During the 12-hour flight from San Francisco to London, participants in the "UnGrounded" initiative were charged with coming up with ways to address the global disparity of science, math and technology education.
"We need to have a society that's literate, mathematically and scientifically," Penny Abeywardena, head of women's and girls' programs at the Clinton Global Initiative, said before she and others in the program boarded the plane.
UnGrounded is part of a bigger initiative by the airline to tighten the relationship between London and the valley.
The 130 participants -- who ranged from an Internet icon (Craigslist founder Craig Newmark) to a college student (Cassidy Williams, who just finished her junior year at Iowa State) -- were hand-picked for their tech expertise or track records attacking the digital divide.
A few, including British computer scientist and activist Sue Black, were brought over from the U.K. to accompany the valley denizens across the pond. Lt. Gov. Gavin Newsom also was slated to be on board but, he apologetically told other participants, had to scrub the flight because his wife could go into labor any minute.
Design firm IDEO helped come up with ways to foster creativity among the passengers, most of whom were strangers.
"We had so many ideas of what we were going to do with this plane, little of which actually ended up being possible," said Fred Dust, a partner at the Palo Alto-based firm.
Plans for whiteboards on the bulkheads and beanbags in the aisles were scrapped for safety reasons.
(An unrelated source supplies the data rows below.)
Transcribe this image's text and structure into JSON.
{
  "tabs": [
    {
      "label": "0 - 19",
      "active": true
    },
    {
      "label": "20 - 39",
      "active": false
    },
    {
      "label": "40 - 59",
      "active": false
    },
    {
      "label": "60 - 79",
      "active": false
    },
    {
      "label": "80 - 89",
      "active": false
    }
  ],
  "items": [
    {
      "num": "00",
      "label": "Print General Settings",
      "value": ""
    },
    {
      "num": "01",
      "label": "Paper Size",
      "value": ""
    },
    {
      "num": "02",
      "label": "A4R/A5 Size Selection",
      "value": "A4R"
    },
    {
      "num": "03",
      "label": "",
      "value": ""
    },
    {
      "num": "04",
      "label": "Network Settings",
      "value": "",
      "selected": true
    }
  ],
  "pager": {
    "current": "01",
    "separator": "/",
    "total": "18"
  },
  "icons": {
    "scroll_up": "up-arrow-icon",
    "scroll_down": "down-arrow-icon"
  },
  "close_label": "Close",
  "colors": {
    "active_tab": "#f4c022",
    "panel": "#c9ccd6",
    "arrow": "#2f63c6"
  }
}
But to keep things lively, IDEO split the passengers into four teams, focused on areas such as encouraging women to study science and increasing tech jobs in developing countries.
One perhaps-counterintuitive rule for a bunch of techies: no Wi-Fi on board. Organizers didn't want participants to be checking their email with the clock ticking.
The four concepts judged best by those onboard will be presented Friday to the head of the International Telecommunication Union, which advises the United Nations on information technology.
The geeks from the plane also will share their ideas at the DNA (Decide Now Act) Summit, featuring an assortment of celebrities, CEOs, philanthropists and politicians, and the G8 Innovation Summit, which precedes next week's G8 Summit of global leaders.
"Working with leaders in a small space to make something to change the world?" she asked. "Sounds incredible."
Contact Peter Delevett at 408-271-3638. Follow him at Twitter.com/mercwiretap.
The 130 people chosen for a special British Airways flight that left San Francisco Wednesday for London include:
Kimberly Bryant, founder, Black Girls Code
Van Jones, activist and former environmental adviser to President Obama
Duncan Logan, RocketSpace founder
Jamis MacNiven, restaurateur, Buck's of Woodside
Craig Newmark, Craigslist founder
Damien Patton, CEO, Ban.jo
Ben Rattray, CEO, Change.org
Tiffany Shlain, founder of the Webby Awards
Megan Smith, vice president of the "Google X" think tank
Brian Wong, CEO, Kiip